Using this formula we can automatically eliminate 12 of the 16 remaining tournament teams from having legitimate shots at the title, leaving us with four teams: Indiana, Louisville, Florida and Ohio State, in no particular order.
Before we dive into which of these four have the best shot, let’s take a look at who almost made the cut. Michigan finished the season second in offense but 42nd in defense. Kansas finished fifth defensively and Michigan State finished sixth, but neither made it into the top 20 in offense. Both Syracuse and Miami finished in the top 20 of both categories but failed to crack the top 10 in either.
Of the four teams the biggest long shot is Ohio State. They come in at seventh offensively and 12th defensively. Their road to the Final Four – which is without a doubt the easiest amongst the qualified teams – pushes them into inclusion of my possible four teams, but that won’t be enough to help them earn a title.
This leaves us with Louisville (10th offense, first defense), Indiana (first offense, 15th defense) and Florida (third offense, second defense). Statistically, the Gators are the favorite to win it all, but I’m not buying it.

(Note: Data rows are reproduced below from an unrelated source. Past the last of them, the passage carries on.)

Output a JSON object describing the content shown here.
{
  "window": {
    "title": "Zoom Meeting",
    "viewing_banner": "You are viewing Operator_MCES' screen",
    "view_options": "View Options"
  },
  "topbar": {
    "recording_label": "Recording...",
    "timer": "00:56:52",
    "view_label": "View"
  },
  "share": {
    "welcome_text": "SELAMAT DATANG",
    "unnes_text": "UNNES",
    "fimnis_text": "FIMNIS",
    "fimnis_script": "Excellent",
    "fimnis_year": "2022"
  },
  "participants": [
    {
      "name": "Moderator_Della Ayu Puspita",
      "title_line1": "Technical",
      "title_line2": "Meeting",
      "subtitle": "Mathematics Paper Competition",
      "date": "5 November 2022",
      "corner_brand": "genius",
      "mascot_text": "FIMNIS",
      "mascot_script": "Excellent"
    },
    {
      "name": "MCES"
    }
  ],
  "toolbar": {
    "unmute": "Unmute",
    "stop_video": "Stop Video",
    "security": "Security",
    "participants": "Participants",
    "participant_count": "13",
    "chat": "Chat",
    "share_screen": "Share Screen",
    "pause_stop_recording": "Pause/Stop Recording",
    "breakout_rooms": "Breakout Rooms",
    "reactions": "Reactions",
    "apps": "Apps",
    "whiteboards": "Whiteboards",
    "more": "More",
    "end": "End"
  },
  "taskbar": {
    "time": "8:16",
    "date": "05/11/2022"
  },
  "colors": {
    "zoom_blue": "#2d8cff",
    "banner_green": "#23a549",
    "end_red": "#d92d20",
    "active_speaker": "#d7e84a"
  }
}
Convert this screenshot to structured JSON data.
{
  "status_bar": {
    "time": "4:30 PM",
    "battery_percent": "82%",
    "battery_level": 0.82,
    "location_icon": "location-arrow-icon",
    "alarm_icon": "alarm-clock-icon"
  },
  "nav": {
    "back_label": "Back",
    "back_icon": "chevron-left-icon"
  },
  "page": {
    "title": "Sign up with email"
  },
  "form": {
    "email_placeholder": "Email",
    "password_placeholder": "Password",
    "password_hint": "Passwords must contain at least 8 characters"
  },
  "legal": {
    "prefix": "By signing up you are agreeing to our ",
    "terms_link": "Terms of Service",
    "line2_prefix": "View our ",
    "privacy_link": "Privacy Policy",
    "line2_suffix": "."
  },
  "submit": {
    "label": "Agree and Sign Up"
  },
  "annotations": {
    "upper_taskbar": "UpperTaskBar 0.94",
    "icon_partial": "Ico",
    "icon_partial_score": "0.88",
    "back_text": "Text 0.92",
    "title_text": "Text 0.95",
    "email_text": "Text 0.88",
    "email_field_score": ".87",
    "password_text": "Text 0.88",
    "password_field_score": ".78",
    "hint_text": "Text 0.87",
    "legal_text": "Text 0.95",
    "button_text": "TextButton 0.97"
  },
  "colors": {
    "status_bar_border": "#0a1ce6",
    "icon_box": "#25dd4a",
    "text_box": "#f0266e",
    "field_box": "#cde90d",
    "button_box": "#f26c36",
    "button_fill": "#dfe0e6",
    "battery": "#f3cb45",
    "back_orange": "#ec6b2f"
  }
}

The Gators played in an astonishing six games this season that were decided by single digits. More astonishingly, they were 0-6 in those games – they won’t be blowing out the upper-echelon teams they will face in the remaining games of the tourney (except Florida Gulf Coast on Friday) leaving me with significant doubt towards their odds. They feature a high-octane offense that relies heavily on the three-point ball – never a good formula for championship success in any level of basketball.
Coincidentally, the final two teams remaining have a shot to meet in the finals, as they are on opposite sides of the bracket. The stats are a good enough supporter to narrow down the field but now you have to look further then stats to evaluate two statistically similar teams.
My pick is Louisville. If we incorporate the stats, Louisville’s weakness offensively is less of an issue than Indiana’s weakness defensively. The knock on Indiana – they aren’t a tough team – is a direct result of their defensive inefficiencies.
Louisville, on the other hand, is an improving three-point shooting team, as Russ Smith has finally found a way to negate his controversial shot taking – by making said shots. As a team, they get contributions from all aspects on the court. Their big men and wing players finish with authoritative dunks (trust me, I had to endure them pound ‘Cuse in the Big East Title game), they get to the foul line and they have at least two above average shooters from the three (Smith and Luke Hancock).
I wish I had looked into all of this before I filled out my bracket two weeks ago …